posted on May, 23 2005 @ 12:29 PM
Armidale patrol boat arrives in Darwin
The first in a fleet of new patrol boats to protect Australia's northern coast have arrived in Darwin.
Defence Minister Robert Hill said the first of the 14 new Armidale Class Patrol Boats, Nuship Armidale, had completed most of its mission trial along
the Western Australian coast.
The Australian-built boats will be used for protecting Australia's coast and will replace the Navy's ageing Fremantle Class Patrol Boats.
"The Armidale Class patrol boats are at the leading edge of international patrol boat design and construction, combining endurance, improved sea
keeping and advanced onboard systems," Senator Hill said in a statement.
Defence Maritime Services, which subcontracted Austal Ships to build the vessels in WA, will fine tune the equipment before they are formally accepted
by the commonwealth on May 17.
Construction of the second and third Armidale Class boats was progressing well, Senator Hill said.
First of the Armidale Class Patrol Boats Launched and Named
Defence Minister Robert Hill welcomed the official naming of NUSHIP Armidale, the first of the Armidale Class Patrol Boats today.
Minister for Environment and Heritage, Senator Ian Campbell attended the naming ceremony, held at the Austal Ships construction facility, Western
Australia on behalf of Senator Hill.
"This ceremony commemorates the successful launch of the vessel on 5 January 2005, following the design and construction over the past year,"

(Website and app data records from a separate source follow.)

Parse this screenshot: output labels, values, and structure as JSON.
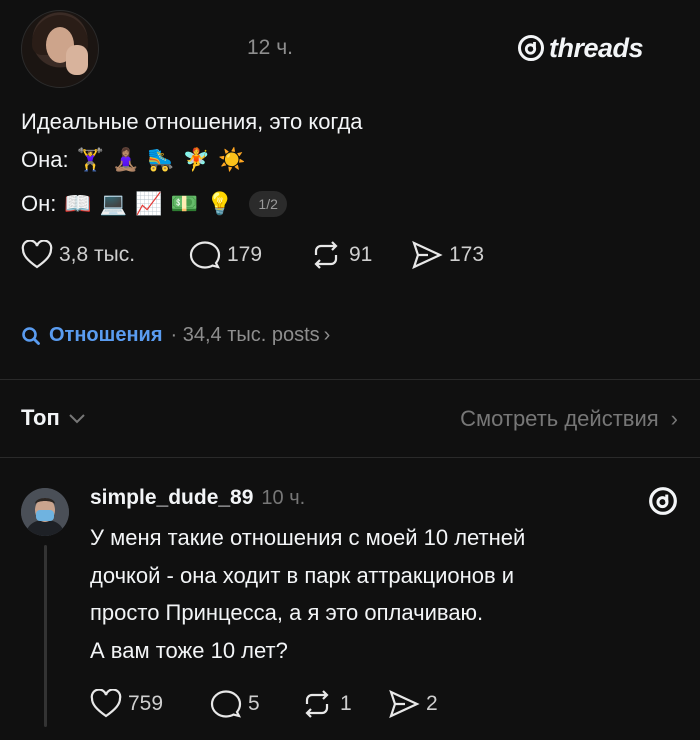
{
  "header": {
    "time": "12 ч.",
    "brand": "threads"
  },
  "post": {
    "line1": "Идеальные отношения, это когда",
    "line2_prefix": "Она:",
    "line2_emojis": [
      "🏋️‍♀️",
      "🧘🏽‍♀️",
      "🛼",
      "🧚",
      "☀️"
    ],
    "line3_prefix": "Он:",
    "line3_emojis": [
      "📖",
      "💻",
      "📈",
      "💵",
      "💡"
    ],
    "image_counter": "1/2",
    "likes": "3,8 тыс.",
    "replies": "179",
    "reposts": "91",
    "shares": "173"
  },
  "topic": {
    "name": "Отношения",
    "meta": "· 34,4 тыс. posts",
    "chevron": "›"
  },
  "sort": {
    "label": "Топ",
    "activity_label": "Смотреть действия",
    "chevron": "›"
  },
  "reply": {
    "username": "simple_dude_89",
    "time": "10 ч.",
    "lines": [
      "У меня такие отношения с моей 10 летней",
      "дочкой - она ходит в парк аттракционов и",
      "просто Принцесса, а я это оплачиваю.",
      "А вам тоже 10 лет?"
    ],
    "likes": "759",
    "replies": "5",
    "reposts": "1",
    "shares": "2"
  },
  "icons": {
    "brand": "threads-logo-icon",
    "like": "heart-icon",
    "reply": "comment-icon",
    "repost": "repost-icon",
    "share": "send-icon",
    "search": "search-icon"
  },
  "colors": {
    "background": "#101010",
    "accent": "#5a9cf0",
    "muted": "#8e8e8e"
  }
}
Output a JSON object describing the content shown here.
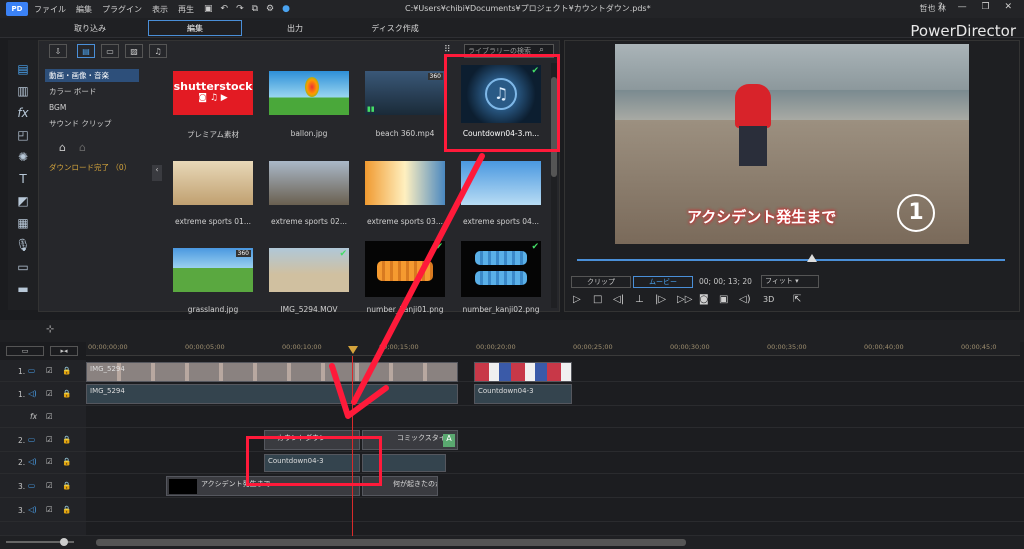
{
  "menu": [
    "ファイル",
    "編集",
    "プラグイン",
    "表示",
    "再生"
  ],
  "file_path": "C:¥Users¥chibi¥Documents¥プロジェクト¥カウントダウン.pds*",
  "user_name": "哲也 林",
  "brand": "PowerDirector",
  "modes": [
    "取り込み",
    "編集",
    "出力",
    "ディスク作成"
  ],
  "library": {
    "search_placeholder": "ライブラリーの検索",
    "categories": [
      "動画・画像・音楽",
      "カラー ボード",
      "BGM",
      "サウンド クリップ"
    ],
    "download_status": "ダウンロード完了 （0）",
    "items": [
      {
        "label": "プレミアム素材",
        "badge": ""
      },
      {
        "label": "ballon.jpg",
        "badge": ""
      },
      {
        "label": "beach 360.mp4",
        "badge": "360"
      },
      {
        "label": "Countdown04-3.m...",
        "badge": ""
      },
      {
        "label": "extreme sports 01...",
        "badge": ""
      },
      {
        "label": "extreme sports 02...",
        "badge": ""
      },
      {
        "label": "extreme sports 03...",
        "badge": ""
      },
      {
        "label": "extreme sports 04...",
        "badge": ""
      },
      {
        "label": "grassland.jpg",
        "badge": "360"
      },
      {
        "label": "IMG_5294.MOV",
        "badge": ""
      },
      {
        "label": "number_kanji01.png",
        "badge": ""
      },
      {
        "label": "number_kanji02.png",
        "badge": ""
      }
    ]
  },
  "preview": {
    "overlay_text": "アクシデント発生まで",
    "overlay_number": "1",
    "clip_tab": "クリップ",
    "movie_tab": "ムービー",
    "timecode": "00; 00; 13; 20",
    "fit": "フィット",
    "mode_3d": "3D"
  },
  "timeline": {
    "ticks": [
      "00;00;00;00",
      "00;00;05;00",
      "00;00;10;00",
      "00;00;15;00",
      "00;00;20;00",
      "00;00;25;00",
      "00;00;30;00",
      "00;00;35;00",
      "00;00;40;00",
      "00;00;45;0"
    ],
    "tracks": [
      {
        "label": "1."
      },
      {
        "label": "1."
      },
      {
        "label": "fx"
      },
      {
        "label": "2."
      },
      {
        "label": "2."
      },
      {
        "label": "3."
      },
      {
        "label": "3."
      }
    ],
    "clips": {
      "img5294_video": "IMG_5294",
      "img5294_audio": "IMG_5294",
      "countdown_audio_top": "Countdown04-3",
      "clip_2a": "カウントダウン",
      "clip_2b": "コミックスタイル",
      "clip_2a_audio": "Countdown04-3",
      "clip_3a": "アクシデント発生まで",
      "clip_3b": "何が起きたのか"
    }
  },
  "colors": {
    "accent": "#4a8fd8",
    "highlight": "#ff1a3a",
    "check": "#44dd66"
  }
}
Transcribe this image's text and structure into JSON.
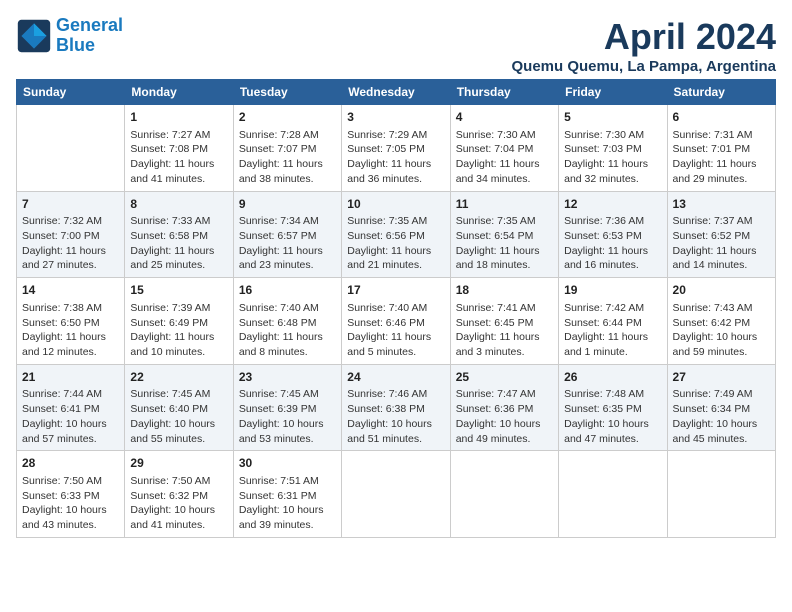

Senator Hill said.
"This achievement is testament to Austal’s and Defence Materiel Organisation’s ability to deliver on time and on budget.
"I am sure that the ship trials over the next two months will also see the vessel’s ability to meet the required performance.
The vessel was named by Ms Jana Stone, the eldest daughter of Ordinary Seaman Donald Raymond LAWSON who served on the original HMAS "Armidale", a
Bathurst class corvette, during World War II.
This launch of the first vessel is a key milestone under Project Sea 1444 following the signing of a $683 million contract on 17 December 2003 with
Defence Maritime Services (DMS) for the supply and long term support of a new Patrol Boat fleet of 14 Armidale class boats.
"I congratulate DMS, the principal contractor, and Austal Ships, responsible for the design and construction of the vessels for their work on this
project," Senator Hill said.
"The delivery of the first of this patrol boat class on schedule has reaffirmed the Government’s commitment that the contracted delivery schedule
for the remainder of Armidale Patrol Boats will be met.
"The Armidale class vessels will substantially improve the Royal Australian Navy’s capability to intercept and apprehend vessels suspected of
illegal fishing and quarantine, customs or immigration offences. The patrol boats in this regard play a major role in patrolling and protecting
Following the sea trials, NUSHIP ARMIDALE is scheduled for acceptance in May 2005
New Radar For Armidale Class Patrol Boats
(Source: Australian Department of Defence; issued Aug. 18, 2004)
A $25 million Australian-designed radar identification system will be installed in Australia’s new Armidale class patrol boats – dramatically
boosting the Navy’s capability to track down illegal vessels, Defence Minister Robert Hill announced today.
Senator Hill said Adelaide-based BAE Systems would be contracted to provide PRISM III radar identification systems for the 12 new patrol boats. It is
expected that BAE will also be subcontracted to provide through-life support for 15 years by the patrol boat prime contractor, Defence Maritime
He made the announcement while visiting West Australian shipbuilder Austal, which is currently constructing the patrol boats at their Henderson
shipyard for Defence Maritime Systems.
“This Australian designed and developed radar identification system will provide an increased surveillance capability and better protection for
Australia’s coastline,” Senator Hill said.
“PRISM III is a passive electronic system that can detect microwave frequencies, such as those used by marine radars, and identify the type of radar
being used. In combination with other sensors, this system will help the Navy to identify who is in Australian waters and increase the ability to
track down illegal vessels.”
Defence selected the PRISM III after evaluating available systems worldwide. The PRISM III system is already fitted to the Navy’s Mine Hunters and
has proved both effective and reliable.
“It is a credit to Australian defence industry that our new ships will be equipped with state-of-the-art capabilities that are locally designed and
developed,” Senator Hill said.
“The selection of the PRISM III system for the new patrol boats will benefit the Adelaide economy, providing additional manufacturing, maintenance
and ongoing support jobs in South Australia.
“At the same time it will provide savings in Defence support costs as different ships share the same types of equipment.”
Construction of the first Armidale class patrol boat, the Armidale, is progressing on time and on budget. The hull structure is currently 75 per cent
complete, with the ship 23 per cent complete overall. The Armidale is due to be delivered in May 2005.
“This project is demonstrating the ability of Australian industry to design, construct and deliver an important class of ships for the Royal
Australian Navy on time, on budget and at a high quality,” Senator Hill said.